A couple months ago I attended a free show at a local record store. Just as the opening band wrapped up, some cops showed up and shut it down, telling us they’d had a noise complaint. It was hot so the doors had been opened, and it was kind of loud directly outside of the business, but it was early—the sun hadn’t even set—and there have been countless shows at this store throughout the years without a single complaint. When the cops came in, they seemed completely baffled by what was going on. They grilled my friends on what they were doing. No one was moshing or drinking or doing anything illegal, but as soon as the cops saw there were a bunch of crusty punk kids standing around in a crowd, they got defensive. The store owner was being respectful, but they got in his face and told him that if they had to come back, they’d arrest everyone. I’ve been to house shows before, and the cops just come and warn you to lower the volume. Now the store owner is spooked enough that he canceled all of the shows planned through the summer. Any advice on what we can do about this situation?
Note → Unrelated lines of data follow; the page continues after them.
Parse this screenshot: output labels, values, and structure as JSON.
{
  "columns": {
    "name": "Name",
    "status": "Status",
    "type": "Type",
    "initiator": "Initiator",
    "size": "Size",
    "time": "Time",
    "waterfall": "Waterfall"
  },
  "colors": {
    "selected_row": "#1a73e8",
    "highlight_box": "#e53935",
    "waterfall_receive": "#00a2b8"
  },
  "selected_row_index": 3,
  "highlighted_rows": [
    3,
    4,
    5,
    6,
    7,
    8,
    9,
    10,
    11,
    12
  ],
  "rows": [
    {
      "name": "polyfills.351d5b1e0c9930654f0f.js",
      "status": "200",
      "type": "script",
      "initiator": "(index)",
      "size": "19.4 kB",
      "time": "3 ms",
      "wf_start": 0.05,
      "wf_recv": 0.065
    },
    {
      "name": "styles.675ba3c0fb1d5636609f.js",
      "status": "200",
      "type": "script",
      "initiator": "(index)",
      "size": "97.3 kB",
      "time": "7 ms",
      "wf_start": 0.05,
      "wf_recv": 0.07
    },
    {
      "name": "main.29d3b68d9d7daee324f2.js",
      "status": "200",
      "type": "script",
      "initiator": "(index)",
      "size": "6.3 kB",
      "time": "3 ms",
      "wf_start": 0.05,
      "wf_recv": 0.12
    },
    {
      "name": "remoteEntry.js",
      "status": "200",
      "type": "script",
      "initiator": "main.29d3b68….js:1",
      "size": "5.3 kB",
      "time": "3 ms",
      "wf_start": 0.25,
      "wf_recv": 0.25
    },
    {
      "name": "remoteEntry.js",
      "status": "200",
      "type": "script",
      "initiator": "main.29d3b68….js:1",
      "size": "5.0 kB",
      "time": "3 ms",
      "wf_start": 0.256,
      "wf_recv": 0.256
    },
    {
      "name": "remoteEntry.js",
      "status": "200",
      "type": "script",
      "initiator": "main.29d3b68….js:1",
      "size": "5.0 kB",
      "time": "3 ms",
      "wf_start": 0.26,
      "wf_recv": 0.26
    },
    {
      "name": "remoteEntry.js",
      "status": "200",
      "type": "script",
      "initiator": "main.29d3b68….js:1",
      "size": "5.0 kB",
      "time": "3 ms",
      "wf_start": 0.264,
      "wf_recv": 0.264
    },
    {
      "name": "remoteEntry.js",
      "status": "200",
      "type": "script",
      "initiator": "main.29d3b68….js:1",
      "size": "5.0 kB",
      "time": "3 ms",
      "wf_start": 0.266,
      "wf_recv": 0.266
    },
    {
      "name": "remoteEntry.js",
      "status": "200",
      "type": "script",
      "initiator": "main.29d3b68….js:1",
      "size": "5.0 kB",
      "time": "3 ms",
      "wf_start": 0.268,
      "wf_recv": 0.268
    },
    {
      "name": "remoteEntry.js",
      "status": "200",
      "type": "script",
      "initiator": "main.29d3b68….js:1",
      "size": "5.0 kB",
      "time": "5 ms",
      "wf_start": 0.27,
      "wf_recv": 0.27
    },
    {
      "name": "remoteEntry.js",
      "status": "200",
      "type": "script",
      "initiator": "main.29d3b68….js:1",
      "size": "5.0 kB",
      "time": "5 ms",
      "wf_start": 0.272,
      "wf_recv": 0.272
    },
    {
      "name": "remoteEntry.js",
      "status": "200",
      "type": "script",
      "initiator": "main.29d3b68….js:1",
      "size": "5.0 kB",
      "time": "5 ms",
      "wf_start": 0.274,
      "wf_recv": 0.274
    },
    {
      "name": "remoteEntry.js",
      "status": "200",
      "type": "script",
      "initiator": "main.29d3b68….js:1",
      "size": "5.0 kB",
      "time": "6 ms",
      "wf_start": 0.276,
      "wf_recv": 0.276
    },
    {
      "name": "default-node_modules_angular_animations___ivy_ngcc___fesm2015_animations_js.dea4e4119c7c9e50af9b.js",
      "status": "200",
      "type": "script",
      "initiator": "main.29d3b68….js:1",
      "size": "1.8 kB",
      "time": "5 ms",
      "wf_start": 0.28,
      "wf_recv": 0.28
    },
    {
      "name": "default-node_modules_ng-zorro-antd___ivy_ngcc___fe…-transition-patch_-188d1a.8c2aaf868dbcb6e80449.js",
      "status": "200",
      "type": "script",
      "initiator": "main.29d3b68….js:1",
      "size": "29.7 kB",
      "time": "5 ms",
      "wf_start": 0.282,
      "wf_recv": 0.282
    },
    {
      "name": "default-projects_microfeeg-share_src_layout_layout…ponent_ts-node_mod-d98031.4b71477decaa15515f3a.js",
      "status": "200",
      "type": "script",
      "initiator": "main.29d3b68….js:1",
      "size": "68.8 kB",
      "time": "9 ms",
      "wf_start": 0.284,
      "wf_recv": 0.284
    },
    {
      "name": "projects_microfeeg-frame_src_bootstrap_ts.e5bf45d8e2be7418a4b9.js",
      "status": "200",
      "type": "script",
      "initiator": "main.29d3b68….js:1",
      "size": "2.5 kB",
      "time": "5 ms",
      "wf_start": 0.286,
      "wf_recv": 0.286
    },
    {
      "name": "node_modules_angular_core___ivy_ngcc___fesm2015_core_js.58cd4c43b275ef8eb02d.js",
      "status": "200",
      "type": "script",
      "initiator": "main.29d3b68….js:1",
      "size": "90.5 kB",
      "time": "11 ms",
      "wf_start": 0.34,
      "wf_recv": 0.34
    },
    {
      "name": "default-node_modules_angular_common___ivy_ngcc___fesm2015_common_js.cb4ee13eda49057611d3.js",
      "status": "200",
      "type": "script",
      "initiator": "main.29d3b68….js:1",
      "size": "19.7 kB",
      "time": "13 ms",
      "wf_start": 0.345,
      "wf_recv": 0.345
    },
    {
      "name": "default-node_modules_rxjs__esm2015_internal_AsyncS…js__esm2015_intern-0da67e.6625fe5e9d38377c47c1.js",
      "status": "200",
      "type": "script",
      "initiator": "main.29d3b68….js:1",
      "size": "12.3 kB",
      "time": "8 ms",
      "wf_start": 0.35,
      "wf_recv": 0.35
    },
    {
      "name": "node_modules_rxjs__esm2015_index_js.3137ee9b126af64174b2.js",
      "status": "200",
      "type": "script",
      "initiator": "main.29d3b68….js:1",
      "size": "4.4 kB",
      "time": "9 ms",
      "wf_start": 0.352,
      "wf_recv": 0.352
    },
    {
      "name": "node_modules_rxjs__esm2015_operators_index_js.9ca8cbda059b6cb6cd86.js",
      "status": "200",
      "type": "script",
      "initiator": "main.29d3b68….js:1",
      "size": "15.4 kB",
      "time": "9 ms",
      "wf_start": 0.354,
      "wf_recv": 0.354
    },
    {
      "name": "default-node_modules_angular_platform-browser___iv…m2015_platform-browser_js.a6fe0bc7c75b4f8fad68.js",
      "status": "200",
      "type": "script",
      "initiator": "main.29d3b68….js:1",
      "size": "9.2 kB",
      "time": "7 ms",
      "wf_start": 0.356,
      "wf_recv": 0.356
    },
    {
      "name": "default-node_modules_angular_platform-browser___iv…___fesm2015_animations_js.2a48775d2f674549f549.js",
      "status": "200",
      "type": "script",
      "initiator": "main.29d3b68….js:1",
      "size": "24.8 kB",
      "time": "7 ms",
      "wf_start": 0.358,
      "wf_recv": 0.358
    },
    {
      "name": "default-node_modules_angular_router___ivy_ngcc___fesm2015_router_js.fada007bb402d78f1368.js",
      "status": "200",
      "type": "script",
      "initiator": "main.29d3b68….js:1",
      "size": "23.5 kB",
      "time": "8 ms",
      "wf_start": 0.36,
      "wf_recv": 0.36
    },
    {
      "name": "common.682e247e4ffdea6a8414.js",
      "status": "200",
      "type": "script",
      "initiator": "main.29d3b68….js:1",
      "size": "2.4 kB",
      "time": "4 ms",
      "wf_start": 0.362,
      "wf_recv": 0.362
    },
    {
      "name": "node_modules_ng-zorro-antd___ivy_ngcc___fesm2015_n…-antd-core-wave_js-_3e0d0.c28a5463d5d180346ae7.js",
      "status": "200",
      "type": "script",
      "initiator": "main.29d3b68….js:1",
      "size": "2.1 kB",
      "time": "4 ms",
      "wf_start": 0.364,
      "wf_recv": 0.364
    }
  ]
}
–Heartless in the Dirt
Dear Dirty Heart:
Loud parties and bands in residential neighborhoods are always going to get a decent response. Normally, there are multiple complaints, and pissed-off neighbors trying to sleep can quickly turn into something much worse than just a loud party call. On the other hand, your record store scenario—in a business area, during business hours with no previous complaints—obviously didn’t merit the response. This tells me that something else might be afoot.
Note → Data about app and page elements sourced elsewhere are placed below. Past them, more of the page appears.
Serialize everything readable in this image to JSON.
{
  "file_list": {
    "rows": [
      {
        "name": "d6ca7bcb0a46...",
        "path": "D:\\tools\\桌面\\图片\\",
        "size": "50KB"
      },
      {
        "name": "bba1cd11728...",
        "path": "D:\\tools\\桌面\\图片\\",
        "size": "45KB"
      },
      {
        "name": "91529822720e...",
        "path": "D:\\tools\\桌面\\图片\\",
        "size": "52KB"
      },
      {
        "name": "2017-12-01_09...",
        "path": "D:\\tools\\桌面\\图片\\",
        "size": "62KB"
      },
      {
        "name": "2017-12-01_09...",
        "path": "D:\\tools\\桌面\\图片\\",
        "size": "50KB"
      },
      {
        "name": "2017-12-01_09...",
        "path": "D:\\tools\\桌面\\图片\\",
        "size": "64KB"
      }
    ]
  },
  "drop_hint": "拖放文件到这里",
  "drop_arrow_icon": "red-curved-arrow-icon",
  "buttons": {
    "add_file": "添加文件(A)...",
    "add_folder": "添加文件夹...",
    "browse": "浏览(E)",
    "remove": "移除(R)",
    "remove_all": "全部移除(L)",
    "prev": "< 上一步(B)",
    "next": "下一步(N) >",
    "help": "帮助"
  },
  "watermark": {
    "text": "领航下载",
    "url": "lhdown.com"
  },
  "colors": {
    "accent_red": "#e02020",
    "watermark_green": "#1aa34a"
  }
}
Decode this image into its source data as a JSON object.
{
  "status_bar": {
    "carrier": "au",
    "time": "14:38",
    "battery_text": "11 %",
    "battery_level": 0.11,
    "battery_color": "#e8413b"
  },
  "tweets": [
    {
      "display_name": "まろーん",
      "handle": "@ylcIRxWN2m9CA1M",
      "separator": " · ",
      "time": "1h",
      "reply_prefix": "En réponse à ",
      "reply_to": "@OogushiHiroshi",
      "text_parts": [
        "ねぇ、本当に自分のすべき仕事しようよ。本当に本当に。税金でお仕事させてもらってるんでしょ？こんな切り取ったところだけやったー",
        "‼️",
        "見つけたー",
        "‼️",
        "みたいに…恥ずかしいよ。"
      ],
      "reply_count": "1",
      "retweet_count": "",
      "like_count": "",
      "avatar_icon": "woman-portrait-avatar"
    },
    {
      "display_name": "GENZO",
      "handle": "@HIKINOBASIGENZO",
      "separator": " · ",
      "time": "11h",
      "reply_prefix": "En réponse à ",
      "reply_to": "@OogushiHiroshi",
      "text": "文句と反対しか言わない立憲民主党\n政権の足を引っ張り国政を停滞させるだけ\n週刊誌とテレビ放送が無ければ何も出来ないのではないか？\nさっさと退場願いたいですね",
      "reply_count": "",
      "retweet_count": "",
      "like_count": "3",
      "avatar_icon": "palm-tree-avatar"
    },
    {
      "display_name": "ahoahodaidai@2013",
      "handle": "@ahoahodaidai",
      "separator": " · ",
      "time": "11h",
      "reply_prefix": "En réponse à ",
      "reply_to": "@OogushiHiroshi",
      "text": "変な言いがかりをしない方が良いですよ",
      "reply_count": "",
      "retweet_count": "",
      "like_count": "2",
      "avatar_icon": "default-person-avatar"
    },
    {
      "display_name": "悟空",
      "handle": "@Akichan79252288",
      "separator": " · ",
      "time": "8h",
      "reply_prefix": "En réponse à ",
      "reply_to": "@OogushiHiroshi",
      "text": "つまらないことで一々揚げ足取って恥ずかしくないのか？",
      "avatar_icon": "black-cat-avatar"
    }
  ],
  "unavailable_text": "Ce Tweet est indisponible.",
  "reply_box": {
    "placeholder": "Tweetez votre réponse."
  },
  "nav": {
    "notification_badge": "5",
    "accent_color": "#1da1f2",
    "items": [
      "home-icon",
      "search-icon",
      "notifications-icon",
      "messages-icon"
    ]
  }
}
As SLUG readers have learned over the years, it’s not reasonable to think that the police exist or people become cops to close down record stores or respond to noise complaints. Or, especially, harass garage bands or touring bands. Coppers have much more important, exciting and serious things to do. Regardless, SLC noise ordinances are enforced because, long ago, the noiseless won out over the noisers. I could see them respond as you describe if the store didn’t get a noise permit, and it was late at night with nearby apartments or houses. That would obviously be a party or show designed to get a police response.
The best way to figure out why the store owner got “spooked” is to ask him if there are any other issues that would cause the police to react that way. Also, ask the cops. Every area of the city has a senior police officer, commonly called a C.O.P. or community services police officer. They would be able to tell you if there are any issues with the record shop and you can ask, “Why the rude response, officer?” Has the area around the store seen an increase in gang and drug traffic or violence? Detailed questions to this police officer could give you insight as to why what happened, happened.
Have a question for the cop? Email firstname.lastname@example.org